  2. Museums and other places report they’ll be able to offer a “more tailored experience.” I guess that’s a benefit, though I’ve never thought that my museum or sporting experience was particularly “untailored” in a bad way.

  3. People can open things with their faces. I mean, do we really suffer from bad door-opening technology? Like, this helps people who can’t remember their badges or keys? And what about the false-positives and false-negatives that mistakenly disallow or allow access? Is it really possible the good outweighs the bad here? Maybe.
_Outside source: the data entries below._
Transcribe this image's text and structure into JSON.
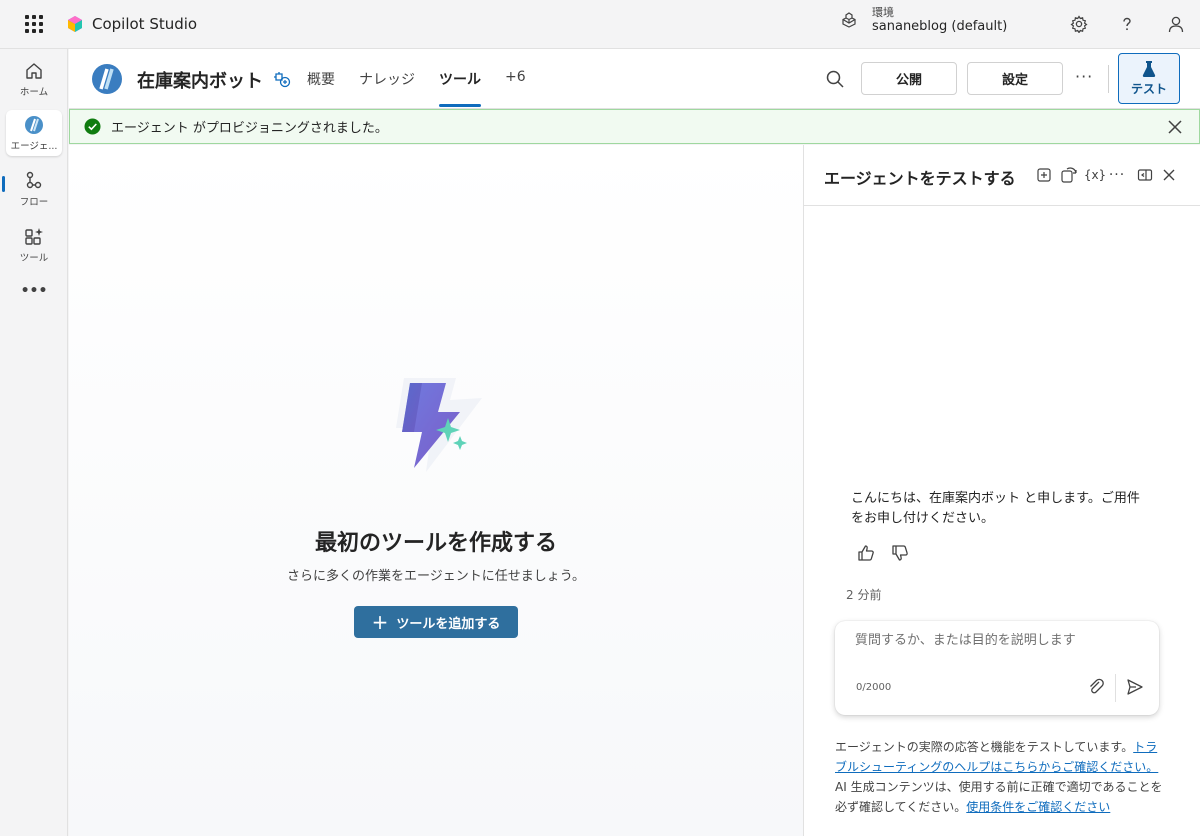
{
  "topbar": {
    "app_name": "Copilot Studio",
    "env_label": "環境",
    "env_value": "sananeblog (default)",
    "icons": [
      "app-launcher-icon",
      "settings-icon",
      "help-icon",
      "account-icon"
    ]
  },
  "rail": {
    "items": [
      {
        "label": "ホーム",
        "icon": "home-icon"
      },
      {
        "label": "エージェ...",
        "icon": "agent-icon"
      },
      {
        "label": "フロー",
        "icon": "flow-icon"
      },
      {
        "label": "ツール",
        "icon": "tools-icon"
      }
    ],
    "more": "•••"
  },
  "header": {
    "agent_name": "在庫案内ボット",
    "tabs": [
      {
        "label": "概要"
      },
      {
        "label": "ナレッジ"
      },
      {
        "label": "ツール"
      },
      {
        "label": "+6"
      }
    ],
    "active_tab": "ツール",
    "publish_label": "公開",
    "settings_label": "設定",
    "more_label": "···",
    "test_label": "テスト"
  },
  "notification": {
    "text": "エージェント がプロビジョニングされました。",
    "status_color": "#107c10"
  },
  "main": {
    "title": "最初のツールを作成する",
    "subtitle": "さらに多くの作業をエージェントに任せましょう。",
    "add_label": "ツールを追加する",
    "add_icon": "+"
  },
  "panel": {
    "title": "エージェントをテストする",
    "variables_label": "{x}",
    "more_label": "···",
    "message": "こんにちは、在庫案内ボット と申します。ご用件をお申し付けください。",
    "time": "2 分前",
    "input_placeholder": "質問するか、または目的を説明します",
    "char_count": "0/2000",
    "disclaimer_1": "エージェントの実際の応答と機能をテストしています。",
    "disclaimer_link_1": "トラブルシューティングのヘルプはこちらからご確認ください。",
    "disclaimer_2": "AI 生成コンテンツは、使用する前に正確で適切であることを必ず確認してください。",
    "disclaimer_link_2": "使用条件をご確認ください"
  },
  "colors": {
    "accent": "#0f6cbd",
    "primary_button": "#2f6f9e",
    "success_bg": "#f1faf1"
  }
}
  4. We keep bad guys out of places they shouldn’t be. This is the big one people will point to: Hey, this might prevent a stadium getting bombed or a school shooting or an abduction! I guess so. But how many terrorist attacks are done by people we would have recognized on a facial recognition camera? Is the access control at schools really so bad that we can’t keep known-offenders from entering the doors without facial recognition? Can’t we just force them to show ID before allowing them in? And if you’re saying, “well, bad guys can falsify IDs, not their faces!,” let me tell you that a good pair of sunglasses and a hat defeats facial recognition 99 out of 100 times.

To me, that ethical balance leans toward: Don’t do that. The harms are pretty clear and real, whereas the benefits are either personal for the people monetizing the tech or dubious for society at large. Ethical fail.

And what are the consequences for this ethical fail? Absolutely nothing. What is the incentive, then, for this “data ethics” landslide I keep being told is coming? Unless you are consumer-facing in some way, and you face some kind of consumer revolt that would affect your bottom line, there are no incentives whatsoever to act ethically and “go beyond compliance with the law.” It’s nonsense trumped up by well-meaning people to make themselves feel better about the fact that we’ve let technology run rampant without having meaningful conversations about what we should allow to happen in a democratic society.

And there are many, many other obvious examples where even a cursory ethical balancing test would show the immoral nature of something tech is doing: Apple hosts apps that are quite obviously used to stalk and harass women. Why? Israeli company XYZ (I don’t even care enough who they actually are to Google it) makes a technology that helps governments spy on “bad guys,” but OOPS it happens to wind up in the hands of crime bosses who use it to find and kill their enemies (like, oh, journalists).

Maybe you shouldn’t have made and sold that tech in the first place, dudes.

The only way this works is if ethical companies show themselves. Refuse to work with companies who are monetizing data in unethical ways. Be like Microsoft employees who revolted against Microsoft selling tech to ICE and forced the company to issue a statement calling for the end of ICE’s child separation policy. Ask for an “ethical impact assessment” before buying new tech, to see that companies have actually thought through the harms and benefits and made a proactive decision they can defend.

Show some ethical leadership and don’t buy facial recognition technology! Do not be cowed by your fears and let them over-rule your sense of fairness and human dignity. We are more than the records in the database that are associated with our faces. We are more than the mathematical tendencies displayed by people of our ages, genders, and races. We are individual humans with rights to freedom and autonomy that should not be superseded just because a technology is possible.

Only if our corporate leaders demand better will be get better. Otherwise, “data ethics” will remain a topic for round-tables at corporate events while the latest “tech start-up” pays for another 10 mansions in the California hills.

Sam Pfeifle